Following her graduation in 1929, Mahadevi Verma refused to comply with tradition and live with her husband, Dr Swarup Narain Verma; she even unsuccessfully tried to convince him to remarry.[4] She is reported to have considered becoming a Buddhist nun but eventually chose not to, although she studied Buddhist Pali and Prakrit texts as part of her master's degree.[3]

Professional life

In 1930 Varma began teaching at village schools around Allahabad.[3] Although she did not actively participate in political activities, particularly in Gandhian civil disobedience campaigns in Allahabad at this time, she adopted Gandhian ideals, including giving up speaking in English, and dressing primarily in khadi.[3] She was appointed as the first headmistress of Allahabad (Prayag) Mahila Vidyapeeth in 1933, a private college which was started with a view to imparting cultural and literary education to girls through the Hindi medium.[3] Later, she became the chancellor of this institute. During her time at the Prayag Mahila Vidyapeeth, she organised several conferences of poets, or Kavi Sammelans, as well as a conference for writers of short stories (Galpa Sammelan) in 1936, that was presided over by writer Sudakshina Varma.[3]

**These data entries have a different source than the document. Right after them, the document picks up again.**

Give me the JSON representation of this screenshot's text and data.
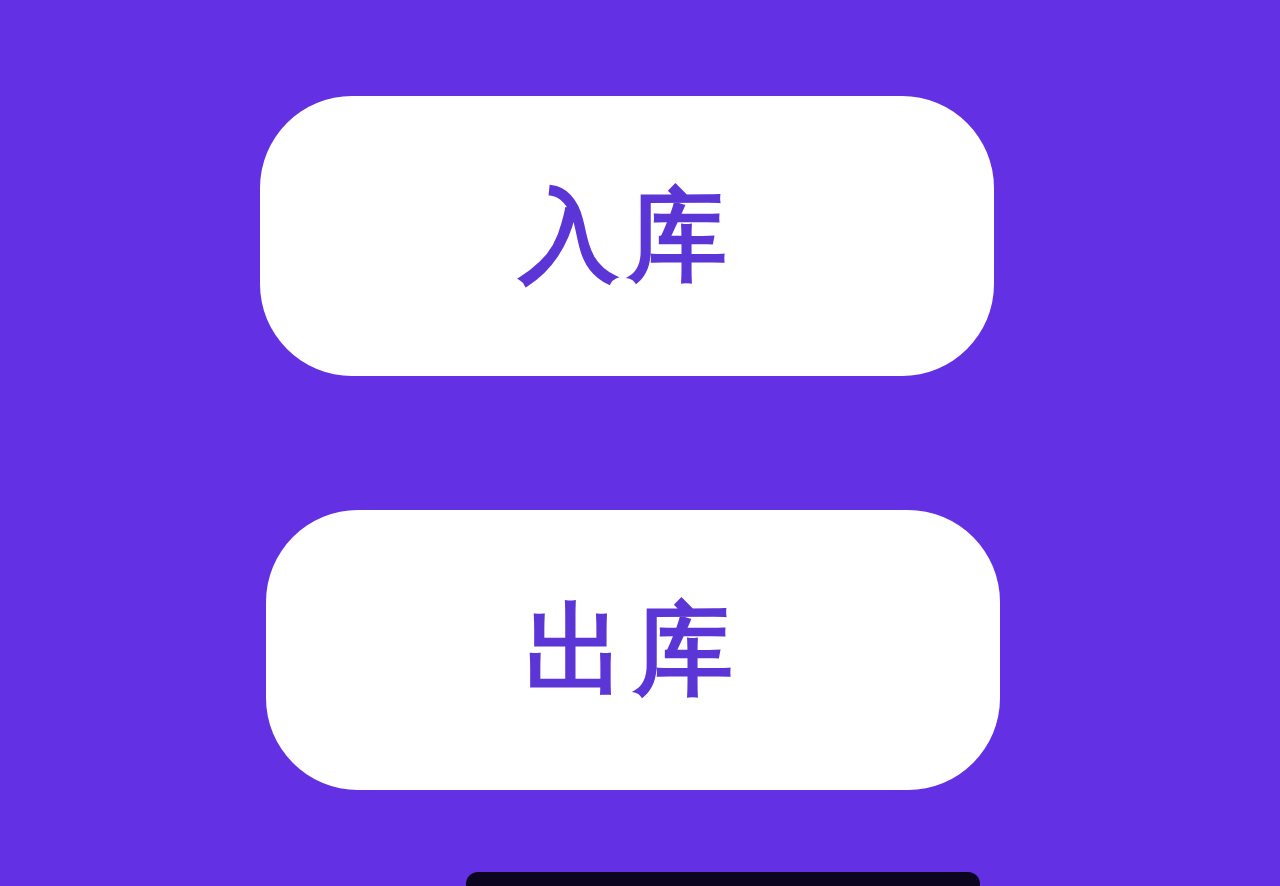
{
  "buttons": [
    {
      "label": "入库"
    },
    {
      "label": "出库"
    }
  ]
}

She also continued to write extensively while teaching, including editorials for the Hindi magazine Chand, which she contributed to, edited, and also illustrated.[3] In her editorials she surveyed Hindi literature, especially literature by women, and argued for women writers to have greater confidence in the value of their literary contributions.[3] These editorials were later collected and published in a volume titled Srinkhala ke Kariyan (The Links of Our Chains) in 1942.[3]

After the death of her husband in 1966, she moved permanently to Allahabad and lived there until her death.

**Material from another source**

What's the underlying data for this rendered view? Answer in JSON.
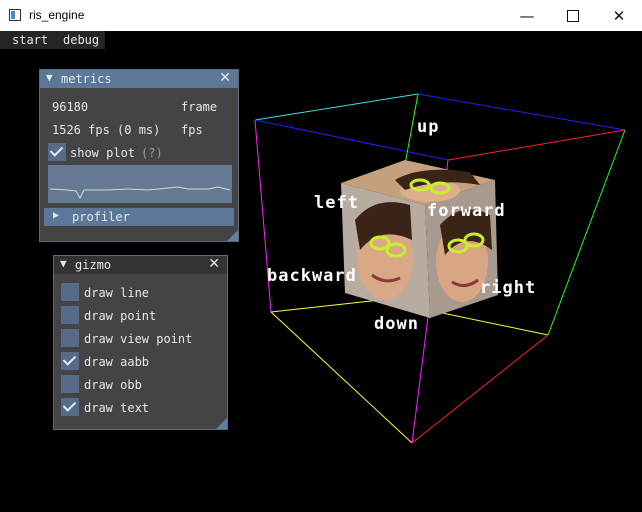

Works

Mahadevi is considered to be one of the four major poets of the Chhayavaadi school of the Hindi literature, others being Suryakant Tripathi 'Nirala', Jaishankar Prasad and Sumitranandan Pant. She drew a number of illustrations for her poetic works like Yama. One of her other works is Neelkanth which talks about her experience with a peacock, which is included as a chapter into the syllabus of Central Board of Secondary Education for 7th graders. She has also written Gaura which is based on her real life, in this story she wrote about a beautiful cow. Mahadevi Verma is also known for her childhood memoir, Mere Bachpan Ke Din and Gillu, which was inducted into the syllabus of India's Central Board of Secondary Education for the 9th grade.In addition, her poem "Madhur Madhur Mere Deepak Jal" is a part of CBSE curricullum(Hindi-B) for 10th grade.

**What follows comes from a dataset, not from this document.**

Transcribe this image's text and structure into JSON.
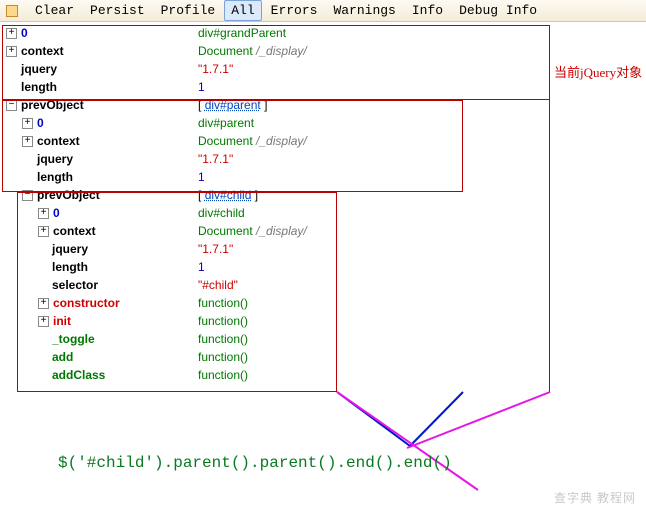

What arrests us in Mahadevi's work is the striking originality of the voice and the technical ingenuity which enabled her to create in her series of mostly quite short lyrics throughout her five volumes a consistently evolving representation of total subjectivity measured against the vastness of cosmic nature with nothing, as it were, intervening—no human social relationships, no human activities beyond those totally metaphorical ones involving weeping, walking the road, playing the vina, etc.

— David Rubin, The Return of Sarasvati: Four Hindi Poets

[5]

Awards

References

  1. ^ Mahadevi Verma: Modern Meera
  2. ^ "Mahadevi Varma: The woman who began the era of romanticism in Hindi literature". 
  3. ^ a b c d e f g h i j k Tharu, Susie J.; Lalita, Ke (1991-01-01). Women Writing in India: 600 B.C. to the early twentieth century. Feminist Press at CUNY. pp. 459–469. ISBN 9781558610279. 
  4. ^ Rubin, David. The Return of Sarasvati: Four Hindi Poets. Oxford University Press, 1993, p. 150.
  5. ^ Rubin, David. The Return of Sarasvati: Four Hindi Poets. Oxford University Press, 1993, p. 153.
  6. ^ a b "Padma Awards" (PDF). Ministry of Home Affairs, Government of India. 2015. Archived from the original (PDF) on 15 November 2014. Retrieved July 21, 2015. 
  7. ^ "SAHITYA AKADEMI FELLOWSHIP". Sahitya Akademi. Retrieved 19 February 2018. 
  8. ^ "JNANPITH LAUREATES". Bharatiya Jnanpith. Retrieved 19 February 2018. 

Further reading

External links